The enforcement of Public Safety Indoor Radio Coverage is popping up all over the nation and as a result many of our new clients are asking for help understanding the regulations and what is involved with correcting problems should their building fail. I put together a document, which I give to just about everyone that calls. It provides a listing of all the pertinent sections of NFPA 72 – 2013. https://docs.google.com/document/d/1Gxr5DXHTWpGV6Bhe0E_Jooc-NGr1FkjM06L0REJujhc/edit?usp=sharing
I can’t copy the NFPA but you can access a Free online copy at http://www.nfpa.org/codes-and-standards/free-access
The requirements and the type of Public Safety Radio System is a variable from jurisdiction to jurisdiction. Even the frequency bands used within a jurisdiction are all over the map and, of course, the odds are, it’s going to be different in the neighboring jurisdiction. Digital P25 technology may improve inter-operable communications between agencies, but it does very little to change the wide range of frequencies the building owner must address in his system design. The national Broadband Network (FirstNet) is also looming around the corner and will naturally be added to local requirements as it becomes available. If you don’t have a 700/800MHz digital signal booster, you probably are going to fork out some more money in the future.
System flexibility and the ability of the cable path to accommodate changes are paramount to long term savings. Best Practices include:
- Utilize a professional to get things started.
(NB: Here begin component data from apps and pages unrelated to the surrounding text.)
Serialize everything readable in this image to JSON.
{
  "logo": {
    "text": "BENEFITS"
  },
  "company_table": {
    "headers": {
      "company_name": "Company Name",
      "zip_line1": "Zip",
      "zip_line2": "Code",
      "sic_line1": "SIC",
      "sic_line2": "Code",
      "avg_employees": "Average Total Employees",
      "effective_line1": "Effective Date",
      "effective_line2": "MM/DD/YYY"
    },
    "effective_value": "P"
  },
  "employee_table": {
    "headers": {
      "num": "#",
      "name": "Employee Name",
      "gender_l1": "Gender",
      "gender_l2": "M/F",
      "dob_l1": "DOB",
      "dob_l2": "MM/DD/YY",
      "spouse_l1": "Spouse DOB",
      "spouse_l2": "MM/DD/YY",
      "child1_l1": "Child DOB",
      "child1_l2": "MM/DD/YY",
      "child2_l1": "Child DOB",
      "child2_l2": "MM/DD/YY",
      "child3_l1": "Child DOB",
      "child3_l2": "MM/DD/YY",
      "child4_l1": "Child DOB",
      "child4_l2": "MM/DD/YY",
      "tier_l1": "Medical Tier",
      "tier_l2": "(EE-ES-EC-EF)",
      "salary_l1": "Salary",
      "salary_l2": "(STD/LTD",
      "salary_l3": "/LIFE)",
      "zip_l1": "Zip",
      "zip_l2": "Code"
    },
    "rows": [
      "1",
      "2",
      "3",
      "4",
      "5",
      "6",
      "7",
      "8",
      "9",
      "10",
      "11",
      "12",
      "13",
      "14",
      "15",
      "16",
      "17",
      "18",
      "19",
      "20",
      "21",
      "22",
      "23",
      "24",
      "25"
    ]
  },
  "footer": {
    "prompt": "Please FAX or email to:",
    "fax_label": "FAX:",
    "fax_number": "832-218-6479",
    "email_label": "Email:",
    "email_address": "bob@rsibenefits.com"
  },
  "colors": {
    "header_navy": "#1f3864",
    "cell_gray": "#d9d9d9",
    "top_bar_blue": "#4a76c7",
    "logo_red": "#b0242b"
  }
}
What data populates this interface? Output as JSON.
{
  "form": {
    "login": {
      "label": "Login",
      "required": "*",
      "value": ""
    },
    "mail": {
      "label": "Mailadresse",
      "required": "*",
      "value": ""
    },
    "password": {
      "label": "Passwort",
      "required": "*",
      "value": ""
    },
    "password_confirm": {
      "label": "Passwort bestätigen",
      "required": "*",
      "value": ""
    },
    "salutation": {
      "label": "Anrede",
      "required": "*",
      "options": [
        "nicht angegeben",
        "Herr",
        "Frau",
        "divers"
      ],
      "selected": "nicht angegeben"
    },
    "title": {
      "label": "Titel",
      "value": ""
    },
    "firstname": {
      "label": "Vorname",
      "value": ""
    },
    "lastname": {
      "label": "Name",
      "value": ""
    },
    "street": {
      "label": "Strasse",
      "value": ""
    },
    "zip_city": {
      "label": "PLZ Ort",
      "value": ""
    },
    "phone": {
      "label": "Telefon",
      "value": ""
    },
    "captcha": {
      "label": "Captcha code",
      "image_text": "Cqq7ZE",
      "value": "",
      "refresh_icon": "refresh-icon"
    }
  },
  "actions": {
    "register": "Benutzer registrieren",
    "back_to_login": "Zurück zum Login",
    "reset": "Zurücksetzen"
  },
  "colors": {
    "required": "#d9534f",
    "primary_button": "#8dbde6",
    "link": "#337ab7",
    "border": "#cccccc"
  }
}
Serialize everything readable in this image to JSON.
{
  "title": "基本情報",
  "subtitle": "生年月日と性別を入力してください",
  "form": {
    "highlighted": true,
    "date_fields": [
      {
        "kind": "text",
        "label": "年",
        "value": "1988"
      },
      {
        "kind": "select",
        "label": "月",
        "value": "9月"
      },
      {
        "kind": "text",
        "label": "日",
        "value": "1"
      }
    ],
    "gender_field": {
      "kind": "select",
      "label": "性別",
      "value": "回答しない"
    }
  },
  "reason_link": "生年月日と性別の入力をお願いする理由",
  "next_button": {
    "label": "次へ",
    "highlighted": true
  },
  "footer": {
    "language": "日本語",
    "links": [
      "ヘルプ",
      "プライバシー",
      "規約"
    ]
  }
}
- Have good specifications to ensure you are getting products and services that meet regulations and local requirements.
- Ensure quality and code compliance through 3rd Party inspection and testing.
- Plan long term resources and life cycle costs.
RFSignalman provides several template specifications to assist our clients with these objectives and our web-site is a good source of information. If you don’t find it…….ask.
RFSignalman – “testing to save lives” – it is our focus.